- YOUR OBJECTIVE: If "JSON" shows up in a line of the material, return that line.

- EXCERPTED DATA:
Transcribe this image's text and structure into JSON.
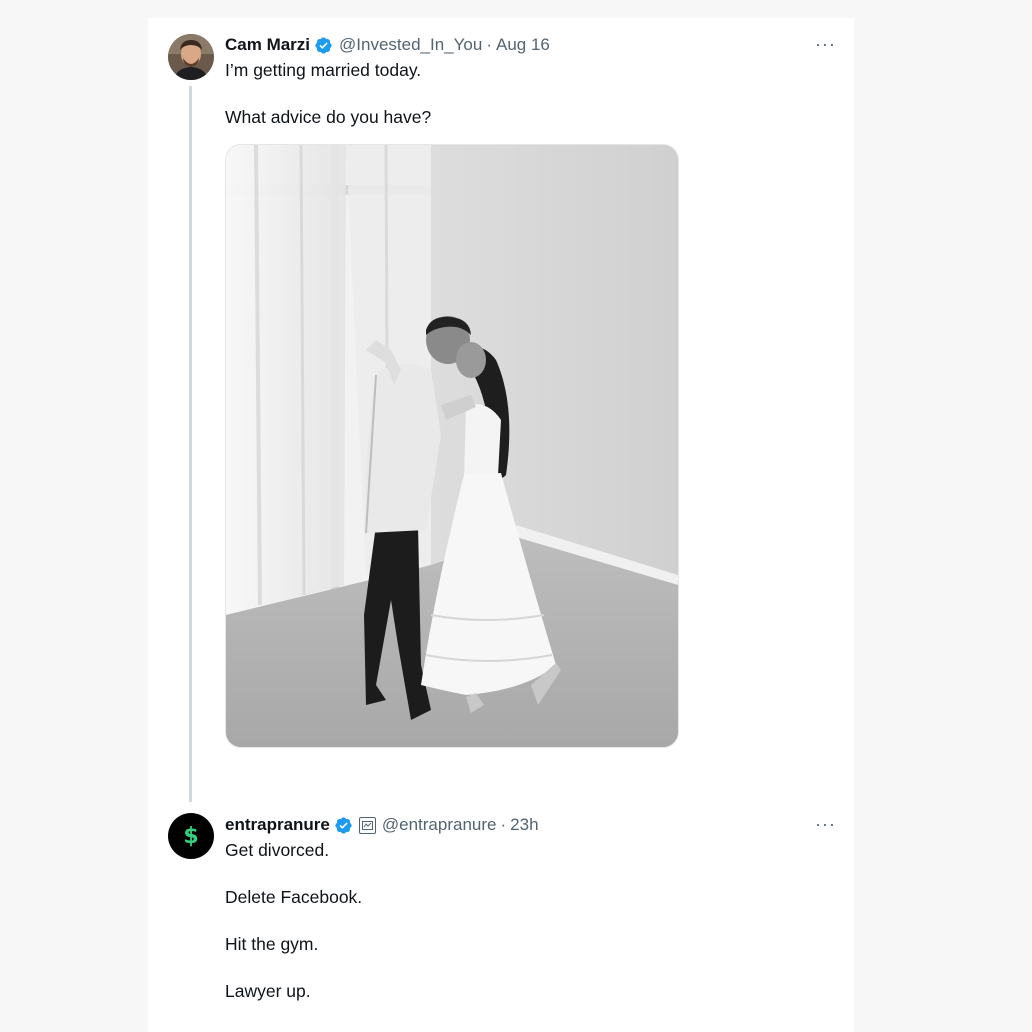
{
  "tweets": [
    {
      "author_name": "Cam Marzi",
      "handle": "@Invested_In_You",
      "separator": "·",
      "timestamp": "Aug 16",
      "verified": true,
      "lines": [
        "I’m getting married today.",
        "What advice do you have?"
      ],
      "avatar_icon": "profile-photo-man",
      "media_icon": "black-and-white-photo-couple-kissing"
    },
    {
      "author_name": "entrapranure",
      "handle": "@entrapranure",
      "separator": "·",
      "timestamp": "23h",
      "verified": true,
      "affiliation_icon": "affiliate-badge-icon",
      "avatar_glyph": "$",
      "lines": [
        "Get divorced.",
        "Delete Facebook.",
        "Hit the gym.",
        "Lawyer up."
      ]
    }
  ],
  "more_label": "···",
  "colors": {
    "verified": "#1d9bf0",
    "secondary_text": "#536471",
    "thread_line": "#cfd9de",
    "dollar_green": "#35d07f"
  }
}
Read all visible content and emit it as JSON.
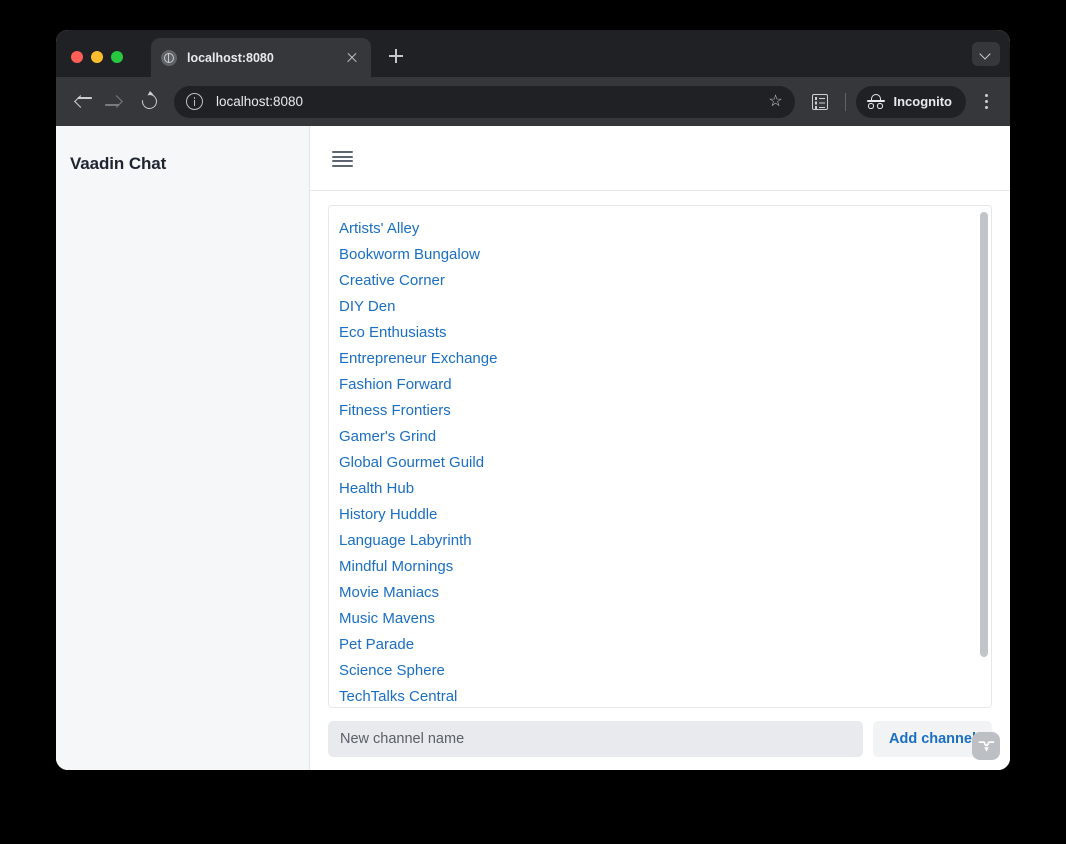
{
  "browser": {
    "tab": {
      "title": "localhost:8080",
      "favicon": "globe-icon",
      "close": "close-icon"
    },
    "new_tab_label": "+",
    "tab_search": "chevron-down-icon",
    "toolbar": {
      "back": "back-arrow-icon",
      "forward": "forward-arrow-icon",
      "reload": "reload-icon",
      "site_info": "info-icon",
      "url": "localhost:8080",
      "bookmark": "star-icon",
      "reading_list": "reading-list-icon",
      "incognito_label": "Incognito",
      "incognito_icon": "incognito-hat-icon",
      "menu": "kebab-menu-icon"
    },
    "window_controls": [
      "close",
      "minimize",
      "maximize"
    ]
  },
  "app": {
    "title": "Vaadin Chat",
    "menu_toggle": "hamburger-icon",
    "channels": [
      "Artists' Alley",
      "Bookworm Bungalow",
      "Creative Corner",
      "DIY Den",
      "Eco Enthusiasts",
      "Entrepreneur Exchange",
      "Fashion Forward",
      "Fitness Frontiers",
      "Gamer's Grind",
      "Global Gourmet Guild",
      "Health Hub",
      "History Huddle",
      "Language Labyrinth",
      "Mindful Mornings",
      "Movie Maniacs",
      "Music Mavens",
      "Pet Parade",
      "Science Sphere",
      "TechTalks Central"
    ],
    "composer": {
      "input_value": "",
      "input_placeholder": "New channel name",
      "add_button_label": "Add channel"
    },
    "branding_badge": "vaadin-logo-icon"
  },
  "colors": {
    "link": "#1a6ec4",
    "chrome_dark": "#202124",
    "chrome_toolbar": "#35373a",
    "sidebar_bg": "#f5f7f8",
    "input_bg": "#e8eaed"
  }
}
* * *
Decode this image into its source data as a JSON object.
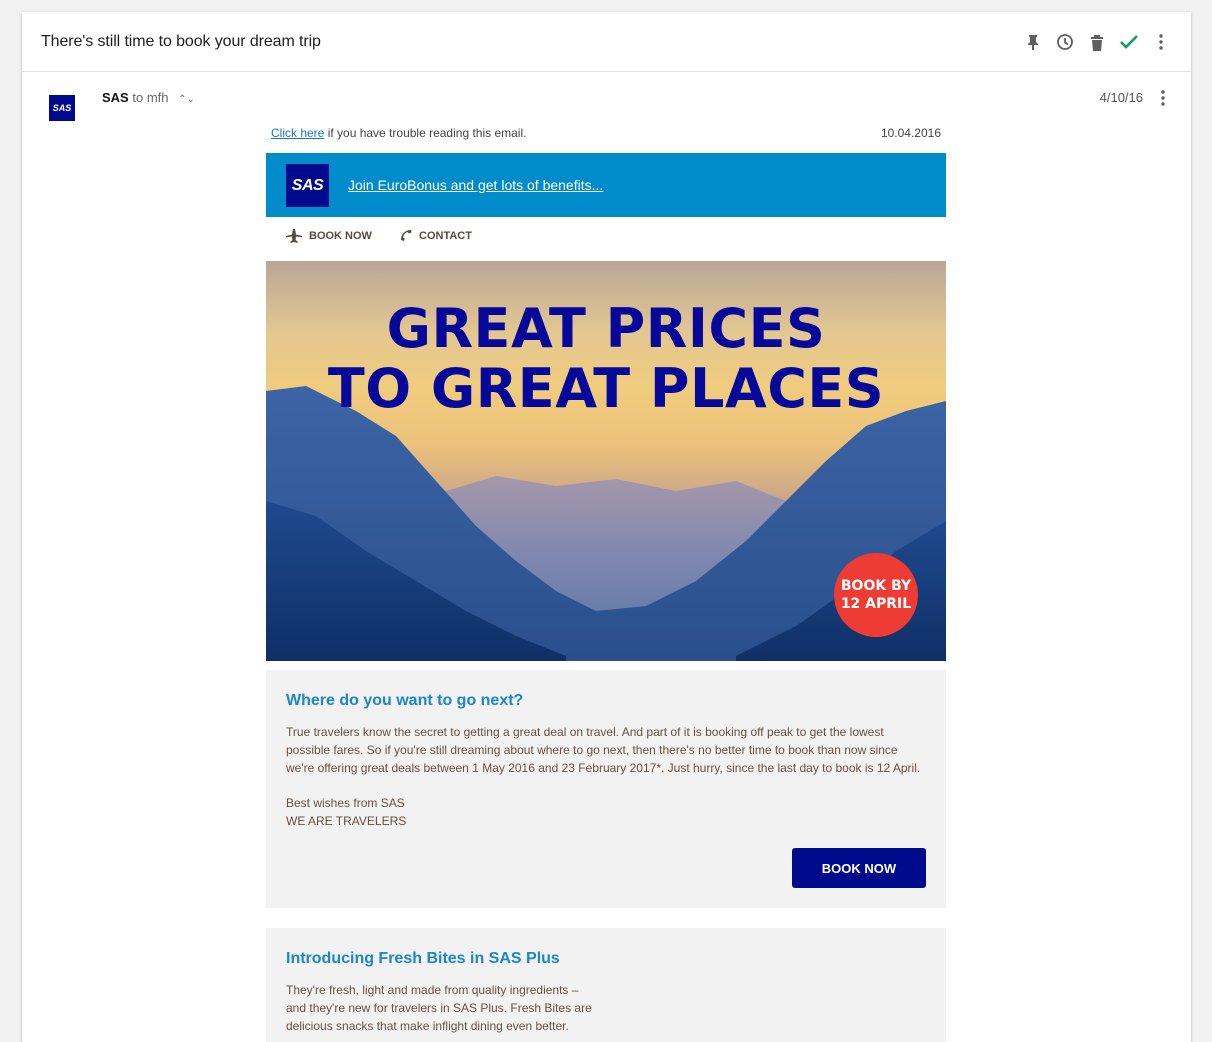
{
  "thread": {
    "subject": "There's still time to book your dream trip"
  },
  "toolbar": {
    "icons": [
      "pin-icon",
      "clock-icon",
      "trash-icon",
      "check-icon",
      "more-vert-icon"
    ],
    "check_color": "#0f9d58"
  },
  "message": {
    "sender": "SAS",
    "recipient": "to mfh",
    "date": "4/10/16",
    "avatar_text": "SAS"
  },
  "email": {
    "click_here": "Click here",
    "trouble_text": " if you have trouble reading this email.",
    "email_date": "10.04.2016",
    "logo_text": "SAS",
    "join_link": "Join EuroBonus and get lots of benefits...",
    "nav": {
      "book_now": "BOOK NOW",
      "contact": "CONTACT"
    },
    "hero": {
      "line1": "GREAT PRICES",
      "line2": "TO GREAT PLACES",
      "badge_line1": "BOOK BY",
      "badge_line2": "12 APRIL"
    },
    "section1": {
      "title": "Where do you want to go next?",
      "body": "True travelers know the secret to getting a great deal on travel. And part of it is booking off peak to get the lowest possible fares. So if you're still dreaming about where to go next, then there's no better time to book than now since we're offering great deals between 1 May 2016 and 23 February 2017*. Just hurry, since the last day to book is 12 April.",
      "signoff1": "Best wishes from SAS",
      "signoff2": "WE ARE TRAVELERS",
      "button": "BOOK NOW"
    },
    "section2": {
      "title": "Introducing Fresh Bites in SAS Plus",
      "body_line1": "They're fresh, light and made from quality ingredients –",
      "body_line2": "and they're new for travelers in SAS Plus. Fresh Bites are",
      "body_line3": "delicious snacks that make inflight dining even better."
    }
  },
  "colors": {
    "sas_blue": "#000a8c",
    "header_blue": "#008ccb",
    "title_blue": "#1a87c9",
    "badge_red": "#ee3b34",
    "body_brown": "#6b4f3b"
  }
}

- WRITTEN ANSWER:
Transcribe this image's text and structure into JSON.
Read all visible content and emit it as JSON.
Decode this image into its source data as a JSON object.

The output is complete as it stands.